Man’s skunk problem solved, at least for now

DENVER -- A Denver man reached out after trapping a skunk in his yard but couldn't find anyone to take it from there.

The man's house made a perfect place for skunks to migrate. Homeowners and renters can help protect property by removing shelter, food and water.

John Smolski said one lady feeds the skunks, which doesn't help the problem.

"I told her that skunks are the No. 1 carrier of rabies in the state of Colorado and she doesn't care," Smolski said.

Another neighbor trapped a skunk after it kept spraying his dog.

Residents in the neighborhood said the skunks are everywhere.

"It's definitely been a problem, but you know not much we can do obviously," Steve Lane said.

"There's just not enough manpower to come to each and every one of these calls," said Jason Flores with Rapid Pest Control.

Flores said a mild winter made skunk populations explode this summer, calling the area prime real estate for them.

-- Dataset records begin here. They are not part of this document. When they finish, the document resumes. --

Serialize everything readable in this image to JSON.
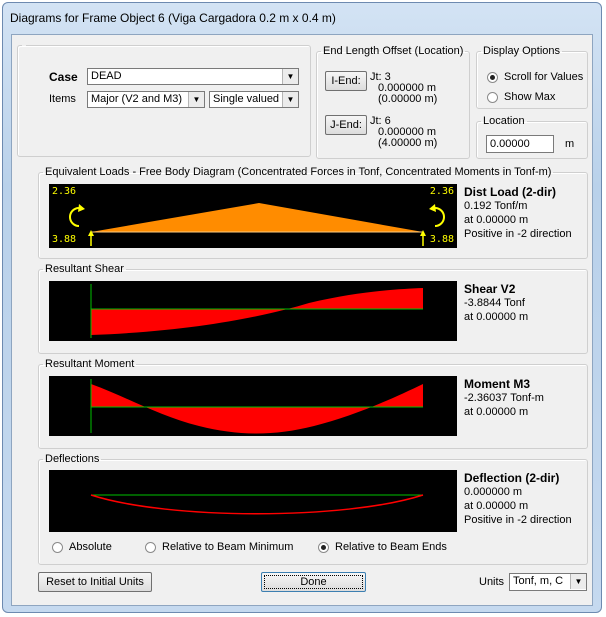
{
  "window": {
    "title": "Diagrams for Frame Object 6  (Viga Cargadora 0.2 m x 0.4 m)"
  },
  "case": {
    "label": "Case",
    "value": "DEAD"
  },
  "items": {
    "label": "Items",
    "value": "Major (V2 and M3)",
    "mode": "Single valued"
  },
  "end_offset": {
    "legend": "End Length Offset (Location)",
    "i_end": {
      "button": "I-End:",
      "jt": "Jt:  3",
      "offset": "0.000000 m",
      "location": "(0.00000 m)"
    },
    "j_end": {
      "button": "J-End:",
      "jt": "Jt:  6",
      "offset": "0.000000 m",
      "location": "(4.00000 m)"
    }
  },
  "display_options": {
    "legend": "Display Options",
    "scroll": "Scroll for Values",
    "show_max": "Show Max",
    "selected": "scroll"
  },
  "location": {
    "legend": "Location",
    "value": "0.00000",
    "unit": "m"
  },
  "loads": {
    "legend": "Equivalent Loads - Free Body Diagram  (Concentrated Forces in Tonf, Concentrated Moments in Tonf-m)",
    "left_moment": "2.36",
    "left_force": "3.88",
    "right_moment": "2.36",
    "right_force": "3.88",
    "title": "Dist Load (2-dir)",
    "value": "0.192 Tonf/m",
    "at": "at 0.00000 m",
    "direction": "Positive in -2 direction"
  },
  "shear": {
    "legend": "Resultant Shear",
    "title": "Shear V2",
    "value": "-3.8844 Tonf",
    "at": "at 0.00000 m"
  },
  "moment": {
    "legend": "Resultant Moment",
    "title": "Moment M3",
    "value": "-2.36037 Tonf-m",
    "at": "at 0.00000 m"
  },
  "deflection": {
    "legend": "Deflections",
    "title": "Deflection (2-dir)",
    "value": "0.000000 m",
    "at": "at 0.00000 m",
    "direction": "Positive in -2 direction",
    "opt_absolute": "Absolute",
    "opt_min": "Relative to Beam Minimum",
    "opt_ends": "Relative to Beam Ends",
    "selected": "ends"
  },
  "footer": {
    "reset": "Reset to Initial Units",
    "done": "Done",
    "units_label": "Units",
    "units_value": "Tonf, m, C"
  },
  "colors": {
    "load_fill": "#ff8c00",
    "diagram_fill": "#ff0000",
    "axis": "#00c000",
    "moment_arrow": "#ffff00",
    "background": "#000000"
  }
}
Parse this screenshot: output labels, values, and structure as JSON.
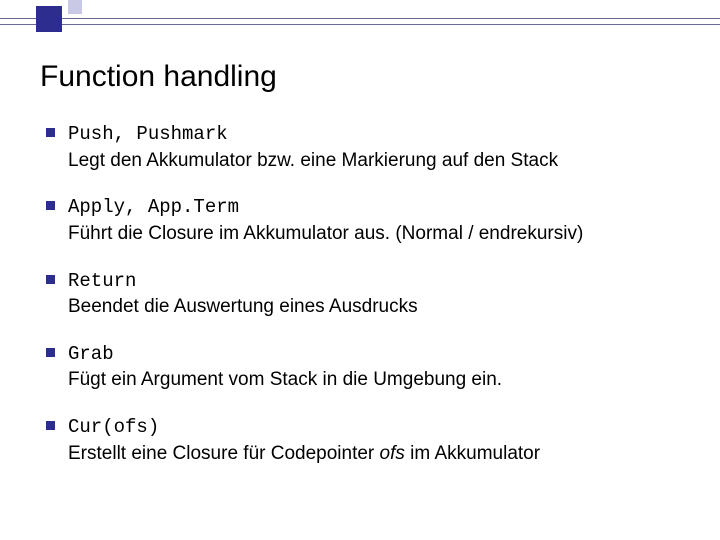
{
  "title": "Function handling",
  "items": [
    {
      "term": "Push, Pushmark",
      "desc": "Legt den Akkumulator bzw. eine Markierung auf den Stack"
    },
    {
      "term": "Apply, App.Term",
      "desc": "Führt die Closure im Akkumulator aus. (Normal / endrekursiv)"
    },
    {
      "term": "Return",
      "desc": "Beendet die Auswertung eines Ausdrucks"
    },
    {
      "term": "Grab",
      "desc": "Fügt ein Argument vom Stack in die Umgebung ein."
    },
    {
      "term": "Cur(ofs)",
      "desc_pre": "Erstellt eine Closure für Codepointer ",
      "desc_em": "ofs",
      "desc_post": " im Akkumulator"
    }
  ]
}
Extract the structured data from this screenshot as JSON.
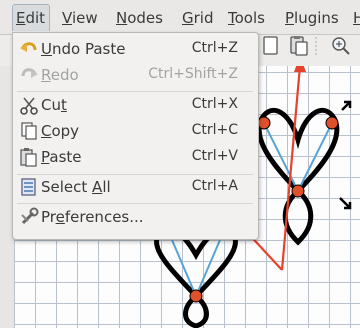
{
  "menubar": {
    "items": [
      {
        "label": "Edit",
        "underline": "E",
        "rest": "dit"
      },
      {
        "label": "View",
        "underline": "V",
        "rest": "iew"
      },
      {
        "label": "Nodes",
        "underline": "N",
        "rest": "odes"
      },
      {
        "label": "Grid",
        "underline": "G",
        "rest": "rid"
      },
      {
        "label": "Tools",
        "underline": "T",
        "rest": "ools"
      },
      {
        "label": "Plugins",
        "underline": "P",
        "rest": "lugins"
      },
      {
        "label": "H",
        "underline": "H",
        "rest": ""
      }
    ]
  },
  "edit_menu": {
    "undo": {
      "label": "Undo Paste",
      "u": "U",
      "rest": "ndo Paste",
      "accel": "Ctrl+Z",
      "icon": "undo-icon"
    },
    "redo": {
      "label": "Redo",
      "u": "R",
      "rest": "edo",
      "accel": "Ctrl+Shift+Z",
      "icon": "redo-icon"
    },
    "cut": {
      "label": "Cut",
      "pre": "Cu",
      "u": "t",
      "accel": "Ctrl+X",
      "icon": "scissors-icon"
    },
    "copy": {
      "label": "Copy",
      "u": "C",
      "rest": "opy",
      "accel": "Ctrl+C",
      "icon": "copy-icon"
    },
    "paste": {
      "label": "Paste",
      "u": "P",
      "rest": "aste",
      "accel": "Ctrl+V",
      "icon": "paste-icon"
    },
    "select_all": {
      "label": "Select All",
      "pre": "Select ",
      "u": "A",
      "rest": "ll",
      "accel": "Ctrl+A",
      "icon": "select-all-icon"
    },
    "preferences": {
      "label": "Preferences...",
      "pre": "Pr",
      "u": "e",
      "rest": "ferences...",
      "accel": "",
      "icon": "preferences-icon"
    }
  },
  "colors": {
    "arrow": "#e8412c",
    "node": "#e0502a",
    "handle_line": "#5aa3d6",
    "grid": "#b9c2cc"
  }
}
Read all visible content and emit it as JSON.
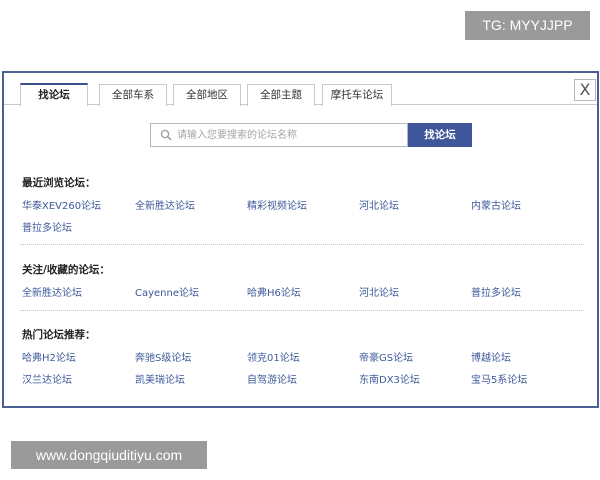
{
  "watermarks": {
    "top": "TG: MYYJJPP",
    "bottom": "www.dongqiuditiyu.com"
  },
  "tabs": [
    {
      "label": "找论坛",
      "active": true
    },
    {
      "label": "全部车系",
      "active": false
    },
    {
      "label": "全部地区",
      "active": false
    },
    {
      "label": "全部主题",
      "active": false
    },
    {
      "label": "摩托车论坛",
      "active": false
    }
  ],
  "close_label": "X",
  "search": {
    "placeholder": "请输入您要搜索的论坛名称",
    "button_label": "找论坛"
  },
  "sections": [
    {
      "title": "最近浏览论坛：",
      "links": [
        "华泰XEV260论坛",
        "全新胜达论坛",
        "精彩视频论坛",
        "河北论坛",
        "内蒙古论坛",
        "普拉多论坛"
      ]
    },
    {
      "title": "关注/收藏的论坛：",
      "links": [
        "全新胜达论坛",
        "Cayenne论坛",
        "哈弗H6论坛",
        "河北论坛",
        "普拉多论坛"
      ]
    },
    {
      "title": "热门论坛推荐：",
      "links": [
        "哈弗H2论坛",
        "奔驰S级论坛",
        "领克01论坛",
        "帝豪GS论坛",
        "博越论坛",
        "汉兰达论坛",
        "凯美瑞论坛",
        "自驾游论坛",
        "东南DX3论坛",
        "宝马5系论坛"
      ]
    }
  ],
  "colors": {
    "frame": "#4b5f94",
    "accent": "#3f569a",
    "link": "#3d5a9a"
  }
}
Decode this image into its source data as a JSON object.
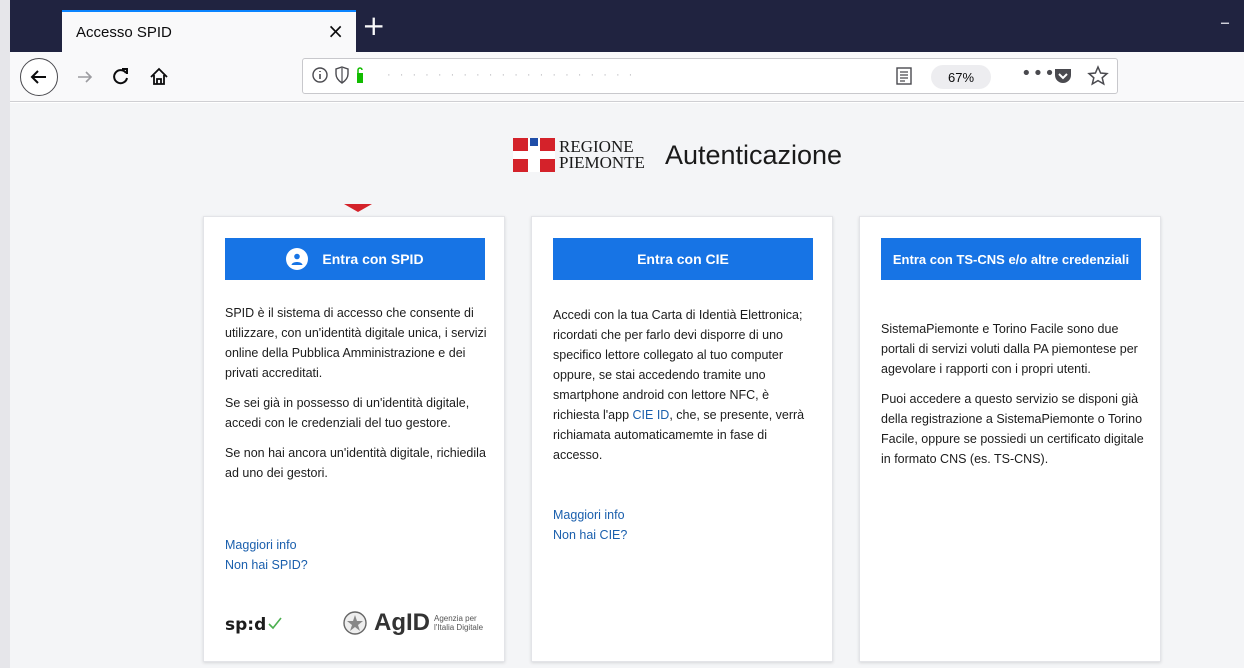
{
  "browser": {
    "tab_title": "Accesso SPID",
    "tab_close": "×",
    "new_tab": "+",
    "window_minimize": "–",
    "url_masked": "· · · · · · · · · · · · · · · · · · · ·",
    "zoom": "67%",
    "more": "•••",
    "accent_color": "#0a84ff"
  },
  "header": {
    "logo_line1": "REGIONE",
    "logo_line2": "PIEMONTE",
    "title": "Autenticazione"
  },
  "spid": {
    "button_label": "Entra con SPID",
    "p1": "SPID è il sistema di accesso che consente di utilizzare, con un'identità digitale unica, i servizi online della Pubblica Amministrazione e dei privati accreditati.",
    "p2": "Se sei già in possesso di un'identità digitale, accedi con le credenziali del tuo gestore.",
    "p3": "Se non hai ancora un'identità digitale, richiedila ad uno dei gestori.",
    "link_info": "Maggiori info",
    "link_no": "Non hai SPID?",
    "logo_spid": "sp:d",
    "logo_agid": "AgID",
    "agid_sub1": "Agenzia per",
    "agid_sub2": "l'Italia Digitale"
  },
  "cie": {
    "button_label": "Entra con CIE",
    "p1_before": "Accedi con la tua Carta di Identià Elettronica; ricordati che per farlo devi disporre di uno specifico lettore collegato al tuo computer oppure, se stai accedendo tramite uno smartphone android con lettore NFC, è richiesta l'app ",
    "p1_link": "CIE ID",
    "p1_after": ", che, se presente, verrà richiamata automaticamemte in fase di accesso.",
    "link_info": "Maggiori info",
    "link_no": "Non hai CIE?"
  },
  "cns": {
    "button_label": "Entra con TS-CNS e/o altre credenziali",
    "p1": "SistemaPiemonte e Torino Facile sono due portali di servizi voluti dalla PA piemontese per agevolare i rapporti con i propri utenti.",
    "p2": "Puoi accedere a questo servizio se disponi già della registrazione a SistemaPiemonte o Torino Facile, oppure se possiedi un certificato digitale in formato CNS (es. TS-CNS)."
  },
  "colors": {
    "primary_button": "#1774e5",
    "link": "#1a5fad",
    "page_bg": "#f4f5f7"
  }
}
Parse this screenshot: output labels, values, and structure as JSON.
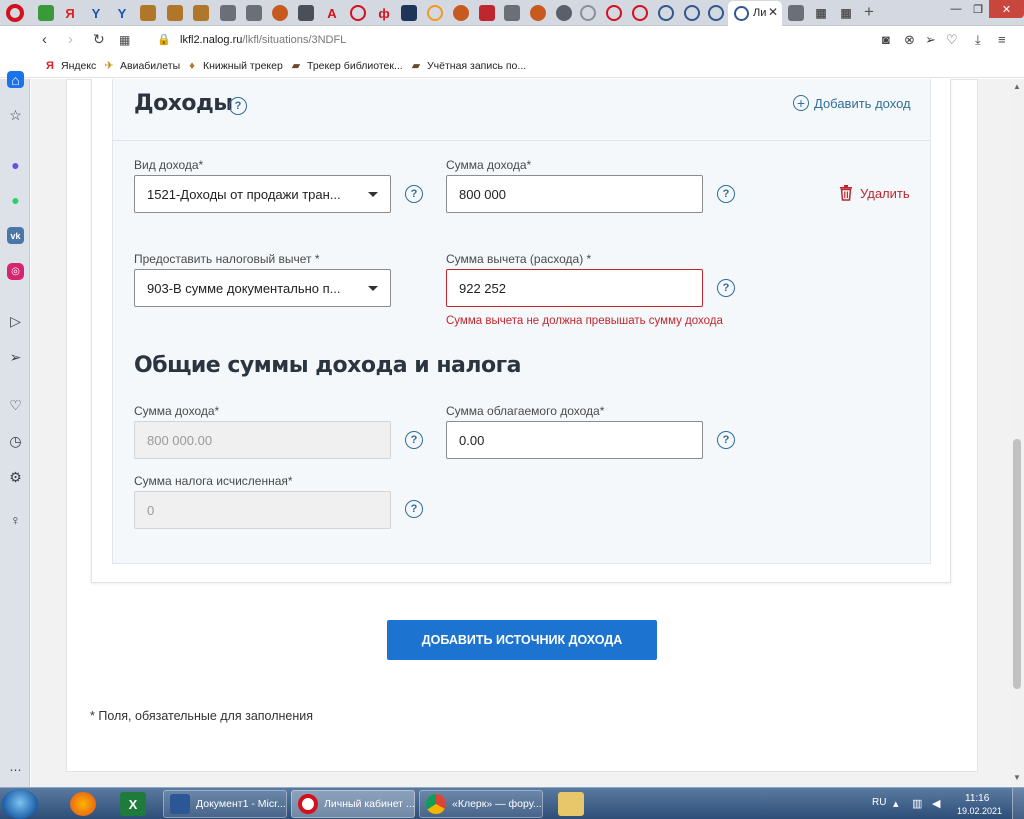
{
  "browser": {
    "active_tab_title": "Ли",
    "url_host": "lkfl2.nalog.ru",
    "url_path": "/lkfl/situations/3NDFL",
    "bookmarks": [
      {
        "label": "Яндекс",
        "icon": "yandex-icon"
      },
      {
        "label": "Авиабилеты",
        "icon": "plane-icon"
      },
      {
        "label": "Книжный трекер",
        "icon": "book-icon"
      },
      {
        "label": "Трекер библиотек...",
        "icon": "library-icon"
      },
      {
        "label": "Учётная запись по...",
        "icon": "account-icon"
      }
    ]
  },
  "incomes": {
    "title": "Доходы",
    "add_income_label": "Добавить доход",
    "income_type_label": "Вид дохода*",
    "income_type_value": "1521-Доходы от продажи тран...",
    "income_amount_label": "Сумма дохода*",
    "income_amount_value": "800 000",
    "delete_label": "Удалить",
    "deduction_label": "Предоставить налоговый вычет *",
    "deduction_value": "903-В сумме документально п...",
    "deduction_amount_label": "Сумма вычета (расхода) *",
    "deduction_amount_value": "922 252",
    "deduction_error": "Сумма вычета не должна превышать сумму дохода"
  },
  "totals": {
    "title": "Общие суммы дохода и налога",
    "total_income_label": "Сумма дохода*",
    "total_income_value": "800 000.00",
    "taxable_income_label": "Сумма облагаемого дохода*",
    "taxable_income_value": "0.00",
    "tax_calculated_label": "Сумма налога исчисленная*",
    "tax_calculated_value": "0"
  },
  "add_source_button": "ДОБАВИТЬ ИСТОЧНИК ДОХОДА",
  "required_note": "* Поля, обязательные для заполнения",
  "help_glyph": "?",
  "taskbar": {
    "tasks": [
      {
        "label": "Документ1 - Micr..."
      },
      {
        "label": "Личный кабинет ..."
      },
      {
        "label": "«Клерк» — фору..."
      }
    ],
    "language": "RU",
    "time": "11:16",
    "date": "19.02.2021"
  },
  "colors": {
    "primary_button": "#1d74d0",
    "link_blue": "#2f6e98",
    "error_red": "#c0262e",
    "opera_red": "#d3101b"
  }
}
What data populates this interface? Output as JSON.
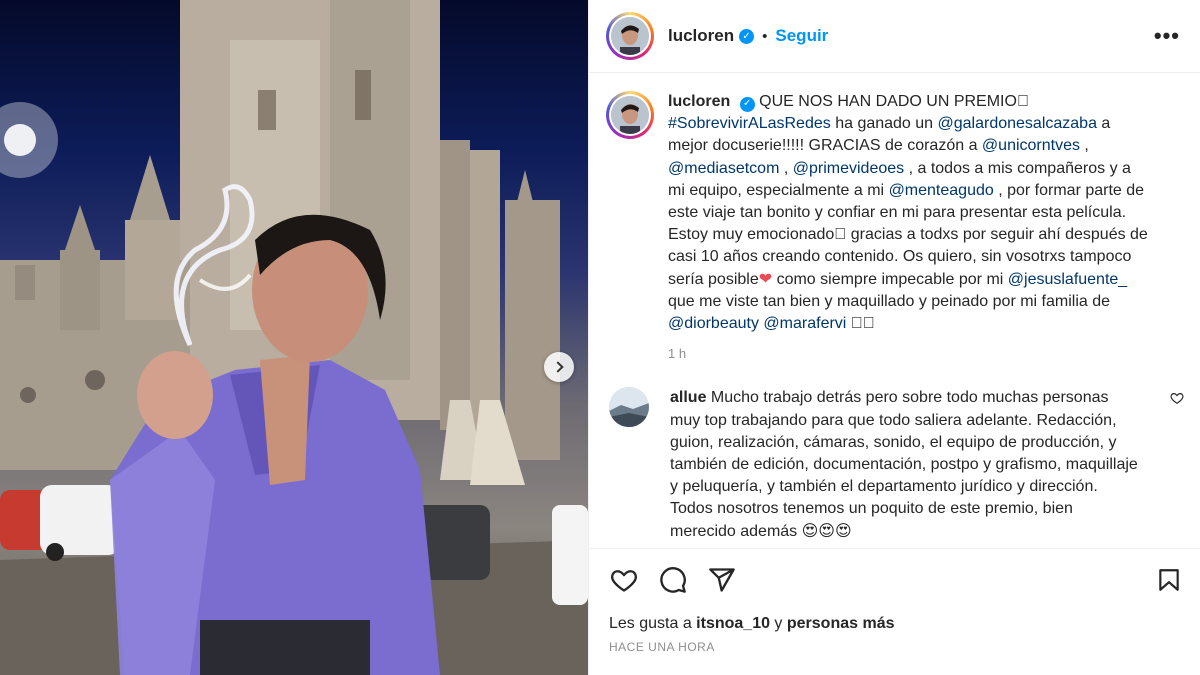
{
  "post": {
    "username": "lucloren",
    "follow_label": "Seguir",
    "dot": "•",
    "more": "•••",
    "verified_glyph": "✓"
  },
  "caption": {
    "username": "lucloren",
    "title": "QUE NOS HAN DADO UN PREMIO",
    "tofu": "⃞",
    "line1_tag": "#SobrevivirALasRedes",
    "line1_text": " ha ganado un ",
    "mention_galardones": "@galardonesalcazaba",
    "text_a": " a mejor docuserie!!!!! GRACIAS de corazón a ",
    "mention_unicorn": "@unicorntves",
    "text_b": " , ",
    "mention_mediaset": "@mediasetcom",
    "text_c": " , ",
    "mention_prime": "@primevideoes",
    "text_d": " , a todos a mis compañeros y a mi equipo, especialmente a mi ",
    "mention_mente": "@menteagudo",
    "text_e": " , por formar parte de este viaje tan bonito y confiar en mi para presentar esta película. Estoy muy emocionado",
    "text_f": " gracias a todxs por seguir ahí después de casi 10 años creando contenido. Os quiero, sin vosotrxs tampoco sería posible",
    "heart": "❤",
    "text_g": " como siempre impecable por mi ",
    "mention_jesus": "@jesuslafuente_",
    "text_h": " que me viste tan bien y maquillado y peinado por mi familia de ",
    "mention_dior": "@diorbeauty",
    "text_i": " ",
    "mention_mara": "@marafervi",
    "end_tofu": " ⃞⃞",
    "timestamp": "1 h"
  },
  "comment": {
    "username": "allue",
    "text": "Mucho trabajo detrás pero sobre todo muchas personas muy top trabajando para que todo saliera adelante. Redacción, guion, realización, cámaras, sonido, el equipo de producción, y también de edición, documentación, postpo y grafismo, maquillaje y peluquería, y también el departamento jurídico y dirección. Todos nosotros tenemos un poquito de este premio, bien merecido además",
    "emojis": " 😍😍😍",
    "like_icon": "heart-outline-icon"
  },
  "footer": {
    "likes_prefix": "Les gusta a ",
    "likes_user": "itsnoa_10",
    "likes_mid": " y ",
    "likes_suffix": "personas más",
    "time_ago": "HACE UNA HORA"
  },
  "icons": [
    "heart-icon",
    "comment-icon",
    "share-icon",
    "bookmark-icon",
    "chevron-right-icon",
    "more-icon",
    "verified-icon"
  ],
  "colors": {
    "accent": "#0095f6",
    "link": "#00376b",
    "muted": "#8e8e8e",
    "heart": "#ed4956"
  }
}
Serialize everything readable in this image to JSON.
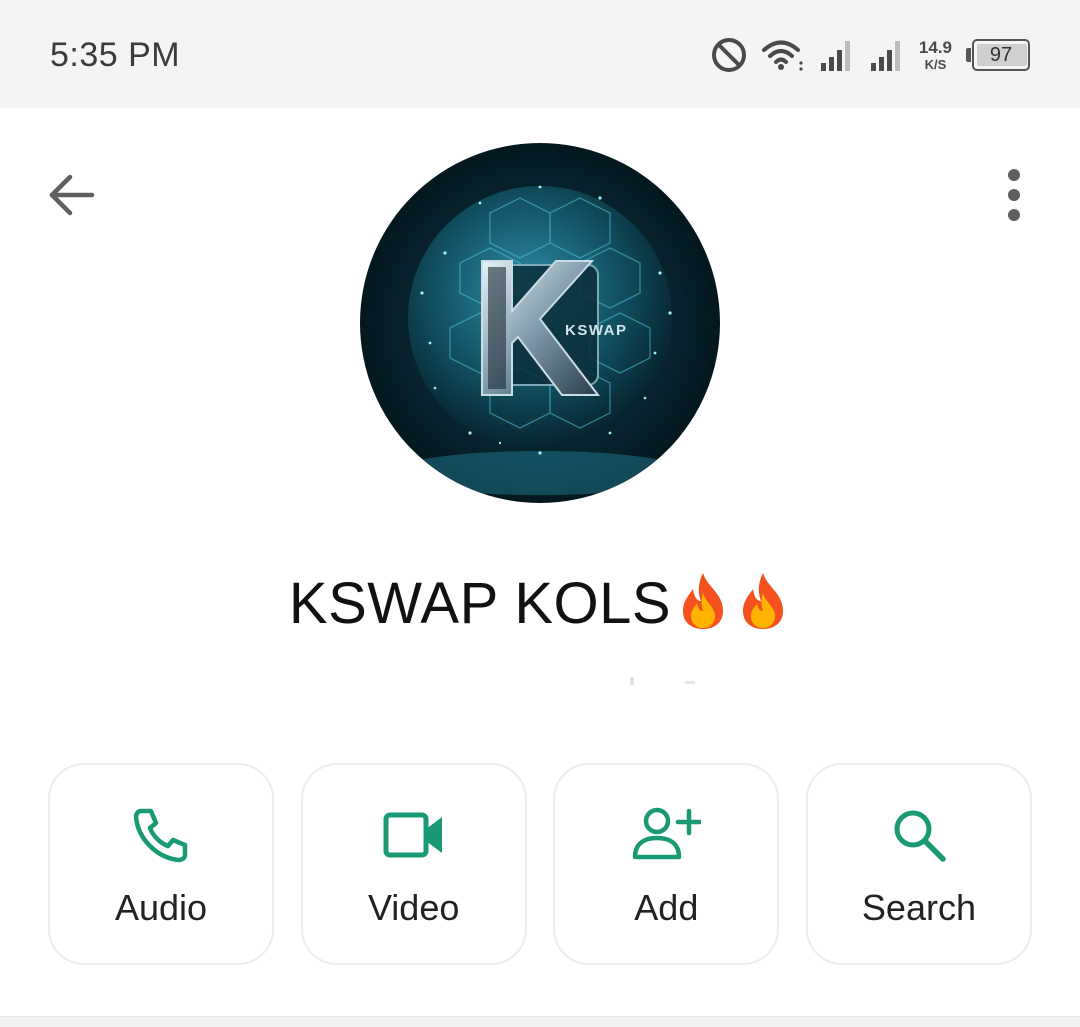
{
  "status_bar": {
    "time": "5:35 PM",
    "icons": [
      "do-not-disturb-icon",
      "wifi-icon",
      "signal-icon",
      "signal-icon"
    ],
    "net_speed_value": "14.9",
    "net_speed_unit": "K/S",
    "battery_level": "97",
    "battery_fraction": 0.97
  },
  "header": {
    "back_icon": "arrow-left-icon",
    "menu_icon": "more-vertical-icon"
  },
  "profile": {
    "name": "KSWAP KOLS",
    "avatar_text": "KSWAP"
  },
  "actions": [
    {
      "label": "Audio",
      "icon": "phone-icon"
    },
    {
      "label": "Video",
      "icon": "video-icon"
    },
    {
      "label": "Add",
      "icon": "add-user-icon"
    },
    {
      "label": "Search",
      "icon": "search-icon"
    }
  ],
  "colors": {
    "accent": "#1a9a74",
    "status_bar_bg": "#f4f4f4",
    "card_border": "#ededed"
  }
}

"If you have shelter and you have food and you have water somewhere close to you, it doesn't matter what deterrent you put down they are going to come," Flores said.

He said you need to reduce as many of those things, such as high weeds, dog food, trash and just about anything sitting immediately around a house to make it less attractive.

"Habitat modification is the No. 1 key," Flores said.

Flores returned to take care of the skunk after seeing the Problem Solvers story.

"Ultimately, I just wanted to take to care of the problem before it got any worse for this homeowner," he said.

"I knew it had to go, but I didn't want it to starve to death," Sean Fralick said.

No agency will remove skunks unless they're rabid or have severe injuries.

"We have to take care of all the areas we can to keep these guys from coming into to us," Flores said.

Flores said if skunks have already set up shot around a home, an exterminator likely will need to be called to get rid of them.